(Website and app data records)
====
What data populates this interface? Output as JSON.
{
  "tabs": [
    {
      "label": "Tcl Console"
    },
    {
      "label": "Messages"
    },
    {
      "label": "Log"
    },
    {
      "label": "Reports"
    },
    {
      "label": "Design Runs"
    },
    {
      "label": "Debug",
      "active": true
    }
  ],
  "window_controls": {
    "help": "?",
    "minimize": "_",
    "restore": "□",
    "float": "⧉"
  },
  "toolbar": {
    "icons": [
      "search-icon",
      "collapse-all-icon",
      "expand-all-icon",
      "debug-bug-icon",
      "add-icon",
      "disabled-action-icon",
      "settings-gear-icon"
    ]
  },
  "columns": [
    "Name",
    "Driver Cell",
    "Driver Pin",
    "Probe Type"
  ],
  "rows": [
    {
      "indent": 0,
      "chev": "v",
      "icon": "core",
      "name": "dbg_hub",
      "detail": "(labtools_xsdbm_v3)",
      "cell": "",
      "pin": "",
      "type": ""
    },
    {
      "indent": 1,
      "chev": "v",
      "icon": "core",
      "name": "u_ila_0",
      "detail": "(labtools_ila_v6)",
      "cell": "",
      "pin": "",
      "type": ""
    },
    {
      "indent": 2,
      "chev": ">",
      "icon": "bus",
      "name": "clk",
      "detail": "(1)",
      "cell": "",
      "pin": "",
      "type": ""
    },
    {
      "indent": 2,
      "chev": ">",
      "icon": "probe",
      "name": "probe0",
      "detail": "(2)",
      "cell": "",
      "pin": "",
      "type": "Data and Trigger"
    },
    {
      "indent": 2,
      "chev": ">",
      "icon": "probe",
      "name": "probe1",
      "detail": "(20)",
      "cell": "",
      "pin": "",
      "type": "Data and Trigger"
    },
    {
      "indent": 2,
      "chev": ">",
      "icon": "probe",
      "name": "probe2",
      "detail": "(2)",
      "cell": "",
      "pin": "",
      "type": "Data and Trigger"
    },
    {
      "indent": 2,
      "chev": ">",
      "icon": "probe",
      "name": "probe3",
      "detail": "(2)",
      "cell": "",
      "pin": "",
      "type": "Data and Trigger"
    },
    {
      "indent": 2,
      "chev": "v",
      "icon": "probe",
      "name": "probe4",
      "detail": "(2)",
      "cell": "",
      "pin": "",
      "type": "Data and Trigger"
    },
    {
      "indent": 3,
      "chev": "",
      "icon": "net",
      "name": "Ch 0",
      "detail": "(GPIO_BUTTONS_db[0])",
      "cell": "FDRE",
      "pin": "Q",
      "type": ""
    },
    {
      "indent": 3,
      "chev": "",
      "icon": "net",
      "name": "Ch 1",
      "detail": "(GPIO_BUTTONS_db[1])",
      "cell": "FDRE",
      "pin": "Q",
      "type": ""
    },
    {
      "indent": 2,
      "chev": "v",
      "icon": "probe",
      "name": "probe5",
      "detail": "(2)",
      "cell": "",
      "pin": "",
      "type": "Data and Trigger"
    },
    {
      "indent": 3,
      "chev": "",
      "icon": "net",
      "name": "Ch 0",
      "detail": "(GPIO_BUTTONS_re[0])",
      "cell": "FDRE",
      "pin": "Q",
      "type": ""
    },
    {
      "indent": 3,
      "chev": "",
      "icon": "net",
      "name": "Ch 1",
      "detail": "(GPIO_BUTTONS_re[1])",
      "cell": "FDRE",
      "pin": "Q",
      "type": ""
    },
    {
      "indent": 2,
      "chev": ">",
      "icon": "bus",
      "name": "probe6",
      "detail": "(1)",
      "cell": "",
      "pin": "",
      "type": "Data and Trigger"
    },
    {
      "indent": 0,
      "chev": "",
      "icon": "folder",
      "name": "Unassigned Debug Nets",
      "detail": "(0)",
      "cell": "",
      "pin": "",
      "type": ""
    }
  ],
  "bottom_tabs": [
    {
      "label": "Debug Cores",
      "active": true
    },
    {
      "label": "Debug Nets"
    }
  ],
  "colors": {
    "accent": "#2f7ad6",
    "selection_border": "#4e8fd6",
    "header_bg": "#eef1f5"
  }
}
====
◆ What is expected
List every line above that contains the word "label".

◆ Result
      "label": "Tcl Console"
      "label": "Messages"
      "label": "Log"
      "label": "Reports"
      "label": "Design Runs"
      "label": "Debug",
      "label": "Debug Cores",
      "label": "Debug Nets"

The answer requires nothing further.